Jagdish Bhagwati

A recent adviser to the United Nations and the World Trade Organization, and University Professor at Columbia University, Jagdish Bhagwati will give a lecture titled, Globalization: Why It Has a Human Face, at 7 p.m. Thursday, March 31, in Chase Hall Lounge, 56 Campus Ave., Bates College.

Sponsored by the Bates College Lecture Committee, and co-sponsored by the Christian A. Johnson Endeavor Foundation, the Bates College economics department and the Bates Economics Society, the talk is open to the public free of charge.

A senior fellow in international economics at the Council on Foreign Relations and recognized by his peers in economics as a leading trade expert, Bhagwati is the author of the recent book In Defense of Globalization (Oxford University Press, 2004). The volume addresses many of the criticisms often directed at economic globalization. The process, he argues, “has a human face, but we need to make that face more agreeable.” The author’s “charming cosmopolitanism will allay fears of critics convinced that economists are incapable of appreciating non-economic values,” wrote New York Times Book Review critic Daniel W. Drezner.

In the book, Bhagwati defines the oft-contested meaning of globalization: “Economic globalization constitutes integration of national economies into the international economy through trade, direct foreign investment (by corporations and multinationals), short-term capital flows, international flows of workers and humanity generally, and flows of technology.”
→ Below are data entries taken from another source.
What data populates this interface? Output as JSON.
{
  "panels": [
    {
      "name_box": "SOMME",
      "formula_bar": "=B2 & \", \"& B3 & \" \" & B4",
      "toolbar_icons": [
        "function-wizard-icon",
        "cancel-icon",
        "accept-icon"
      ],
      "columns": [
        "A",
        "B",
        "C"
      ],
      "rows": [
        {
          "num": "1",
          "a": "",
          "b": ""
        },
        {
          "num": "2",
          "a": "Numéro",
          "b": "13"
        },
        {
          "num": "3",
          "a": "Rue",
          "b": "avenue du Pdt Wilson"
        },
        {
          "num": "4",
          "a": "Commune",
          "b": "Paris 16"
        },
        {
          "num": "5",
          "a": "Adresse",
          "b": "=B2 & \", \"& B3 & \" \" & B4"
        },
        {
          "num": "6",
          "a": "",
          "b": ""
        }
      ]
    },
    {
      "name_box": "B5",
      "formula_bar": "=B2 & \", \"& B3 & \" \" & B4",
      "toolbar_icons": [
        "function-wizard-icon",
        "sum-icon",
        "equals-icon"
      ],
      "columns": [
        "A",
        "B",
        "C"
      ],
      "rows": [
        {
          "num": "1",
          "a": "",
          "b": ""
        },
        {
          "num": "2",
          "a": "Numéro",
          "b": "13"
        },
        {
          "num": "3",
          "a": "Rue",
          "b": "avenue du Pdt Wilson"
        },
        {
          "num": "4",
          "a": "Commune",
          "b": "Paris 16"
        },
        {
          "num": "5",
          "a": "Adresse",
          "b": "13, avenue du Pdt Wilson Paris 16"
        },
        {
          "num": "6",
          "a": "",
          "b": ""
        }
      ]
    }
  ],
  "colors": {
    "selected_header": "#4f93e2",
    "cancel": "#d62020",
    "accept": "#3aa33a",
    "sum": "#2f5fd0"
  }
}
One of three in a series of Bates College-sponsored speakers who deal in matters that are both provocative and serious, Bhagwati’s presentation raises numerous questions for thoughtful observers, says lecture committee member Michael Sargent, assistant professor of psychology.

Is globalization inevitable? Is it desirable? What should governments do, if anything, about it? As an adviser to the UN, the WTO and Human Rights Watch Asia, Bhagwati has come to conclusions that many will find surprising, says Sargent. For example, he argues that global outsourcing of jobs is not a major cause of job loss in the United States, an argument he presents in a piece provocatively titled, “Why Your Job Isn’t Moving to Bangalore.” He has also proposed – contrary to critics’ claims – that globalization may benefit women in developing countries.
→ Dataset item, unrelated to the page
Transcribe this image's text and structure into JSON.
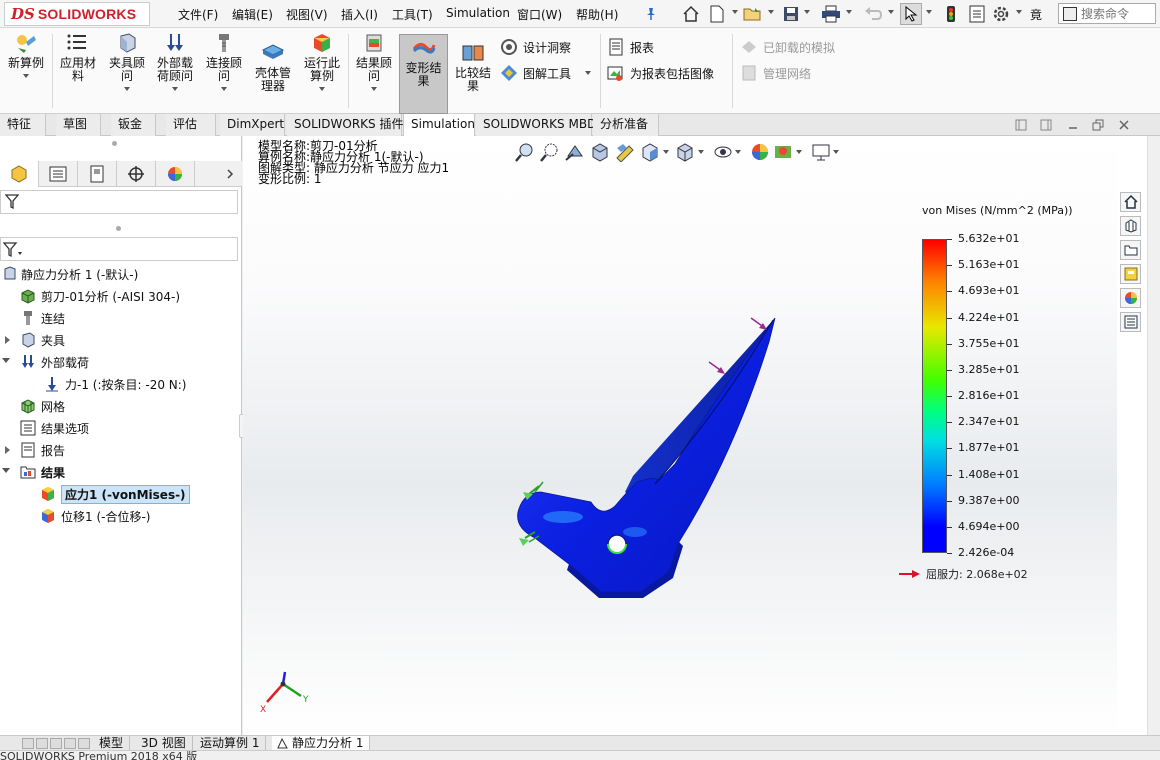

“The lecture committee thought that having him to Bates to discuss ideas such as these would make for a healthy debate, and on a topic of broad interest and timeliness,” Sargent says. “What better diversion from the rigors of our own ‘March Madness’ could there be?”

The author of more than 50 volumes and 300 articles, Bhagwati is a native of India. He attended Cambridge University where he graduated in 1956. He continued his studies at MIT and Oxford, returning to India in 1961 as professor of economics at the Indian Statistical Institute, and then as professor of international trade at the Delhi School of Economics. He returned to MIT in 1968, leaving it 12 years later as the Ford Professor of Economics to join Columbia.

View Comments